by Gregory Burke
An edgy, cynical socio-political microcosm set in post-Thatcher Scotland, Gagarin Way takes an incisive, fiercely intelligent look at the remnants of 20th-century ideology and charts its dispersal in our era of emptiness. Economic, political and personal violence collide ferociously in this caustic comedy, shining an unforgiving light on our infuriating inability to acknowledge, identify or resist the forces that dehumanize us.
This black comedy provokes laughter and has its own social misfits but never lets its audience forget that to murder someone, whatever the motive, is to end a warm, throbbing life. The plot is settled in a small Scottish mining town taken over by multinational corporations. Two local men, thirsty for social justice and full of revolutionary, anti globalistic spirit, kidnap an executive and plan to kill him as a political statement. With strong mask of tough revolutionars, guerilla fighters, with great ideas and their weak base, with selective „knowledge“ about revolutionary movements (with stories from the war which he heard from his granddad, the same granddad he never met); with gun in hand and total confusion in head … those two young man are ready to make history! Thinking that killing that evil Japanese exploiter, who is not quite Japanese but maybe Dutch or even better American … who in the end turns out to be a native son as bitter over his selling out to the invaders as his abductors are over their dead-end lives. The ideas, beliefs and hopes of these men grate, clash, combine and oppose as their own stories emerge through the play.
This is a ton of theatrical dynamite cunningly disguised as a mere Molotov cocktail. It slips down easily and then explodes. It ransacks 20th-century political philosophies and ideologies with assurance and poses big questions: can the individual act have greater political symbolism? Is political violence ever justified? What is the difference between revolution and murder and how can you rise above apathy in a world where there is nothing left to believe in? For all its shocking violence, this is an acutely moral play.

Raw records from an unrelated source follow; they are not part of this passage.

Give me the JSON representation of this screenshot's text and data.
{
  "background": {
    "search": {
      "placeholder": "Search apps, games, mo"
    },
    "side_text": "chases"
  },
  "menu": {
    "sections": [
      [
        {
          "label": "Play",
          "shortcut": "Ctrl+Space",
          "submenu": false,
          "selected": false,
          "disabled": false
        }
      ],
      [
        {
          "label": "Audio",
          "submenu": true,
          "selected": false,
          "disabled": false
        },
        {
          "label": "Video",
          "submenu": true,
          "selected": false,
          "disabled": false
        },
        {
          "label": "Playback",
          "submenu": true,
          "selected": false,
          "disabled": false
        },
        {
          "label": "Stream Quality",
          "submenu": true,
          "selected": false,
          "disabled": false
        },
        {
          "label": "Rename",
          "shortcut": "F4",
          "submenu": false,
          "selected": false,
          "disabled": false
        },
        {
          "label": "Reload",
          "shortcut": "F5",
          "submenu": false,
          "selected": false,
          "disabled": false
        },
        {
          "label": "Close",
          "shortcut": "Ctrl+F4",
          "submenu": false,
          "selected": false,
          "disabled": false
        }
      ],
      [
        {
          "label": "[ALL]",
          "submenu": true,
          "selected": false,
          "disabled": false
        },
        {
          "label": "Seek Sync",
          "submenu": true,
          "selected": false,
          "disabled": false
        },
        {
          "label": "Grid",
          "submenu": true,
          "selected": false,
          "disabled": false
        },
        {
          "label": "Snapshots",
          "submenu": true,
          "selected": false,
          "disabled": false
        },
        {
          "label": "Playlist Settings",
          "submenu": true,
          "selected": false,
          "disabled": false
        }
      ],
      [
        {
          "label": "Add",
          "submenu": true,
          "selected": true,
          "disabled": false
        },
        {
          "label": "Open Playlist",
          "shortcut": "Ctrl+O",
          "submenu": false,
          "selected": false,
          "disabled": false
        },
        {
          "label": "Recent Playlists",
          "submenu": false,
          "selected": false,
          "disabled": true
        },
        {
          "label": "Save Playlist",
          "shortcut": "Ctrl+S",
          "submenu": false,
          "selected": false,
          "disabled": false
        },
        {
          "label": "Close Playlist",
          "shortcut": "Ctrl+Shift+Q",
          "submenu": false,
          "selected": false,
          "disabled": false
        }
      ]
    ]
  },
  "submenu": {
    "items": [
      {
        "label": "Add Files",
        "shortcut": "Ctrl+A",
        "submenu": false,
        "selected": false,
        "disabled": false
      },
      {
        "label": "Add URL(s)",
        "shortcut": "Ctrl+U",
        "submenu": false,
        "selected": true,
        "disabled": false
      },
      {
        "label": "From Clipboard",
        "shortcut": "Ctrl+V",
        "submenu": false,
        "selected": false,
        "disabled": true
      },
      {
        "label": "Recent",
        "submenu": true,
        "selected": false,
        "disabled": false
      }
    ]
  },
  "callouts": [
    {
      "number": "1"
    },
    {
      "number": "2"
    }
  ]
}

Maybe we have a new genre: Comedy of terrorism. This is Waiting Godot to Come – with a rifle.